> > I've pointed multiple reasons why I think it has a significant cost.
> Can you just summarise them again briefly for me?  If we are free to choose nomenclature and API for hoopl2, I’m not yet seeing why making it a separate package is harder than not doing so. E.g. template-haskell is a separate package.

Having even Hoopl2 as a separate package would still entail
additional work:
- Hoopl2 would still need to duplicate some concepts (eg, `Unique`,
  etc. since it needs to be standalone)
- Understanding code (esp. by newcommers) would be harder: the Cmm
  backend would be split between GHC and Hoopl2, with the latter
  necessarily being far more general/polymorphic than needed by GHC.
- Getting the right performance in the presence of all this additional
  generality/polymorphism will likely require fair amount of
  additional work.
- If Hoopl2 is used by other compilers, then we need to be more
  careful changing anything in incompatible ways, this will require
  more discussions & release coordination.

Considering that Hoopl was never actually picked up by other
compilers, I'm not convinced that this cost is justified.

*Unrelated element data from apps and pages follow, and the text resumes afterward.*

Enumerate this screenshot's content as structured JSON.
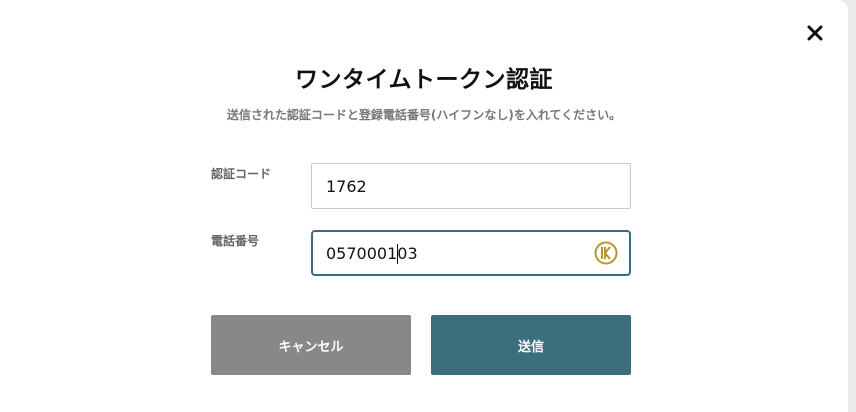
{
  "dialog": {
    "title": "ワンタイムトークン認証",
    "subtitle": "送信された認証コードと登録電話番号(ハイフンなし)を入れてください。",
    "close_icon": "close-icon"
  },
  "form": {
    "code": {
      "label": "認証コード",
      "value": "1762"
    },
    "phone": {
      "label": "電話番号",
      "value": "057000103",
      "autofill_icon": "keeper-autofill-icon"
    }
  },
  "buttons": {
    "cancel_label": "キャンセル",
    "submit_label": "送信"
  },
  "colors": {
    "focus_border": "#3a6a86",
    "cancel_bg": "#888888",
    "submit_bg": "#3b6f7e",
    "autofill_icon": "#b8962e"
  }
}
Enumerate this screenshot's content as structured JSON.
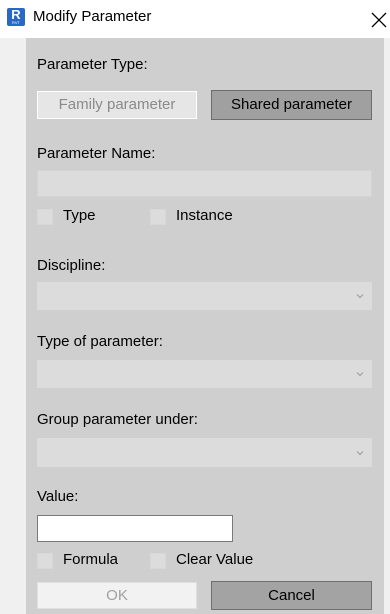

But I
understand that other people might have a different opinion.
So how about a compromise:
- decouple GHC from the current Hoopl (ie, go ahead with my diff),
- keep everything Hoopl related only in `compiler/cmm/Hoopl` with the
  long-term intention of creating a separate package,
- experiment with and improve the code,
- once (if?) we're happy with the results, discuss what/how to
  extract to a separate package.
That gives us the freedom to try things out and see what works well
(I simply don't have ready solutions for anything, being able to
experiment is IMHO quite important). And once we reach the right
performance/representation/abstraction/API we can work on extracting

What do you think?


ghc-devs mailing list
ghc-devs at<mailto:ghc-devs at><>
-------------- next part --------------
An HTML attachment was scrubbed...
URL: <>

More information about the ghc-devs mailing list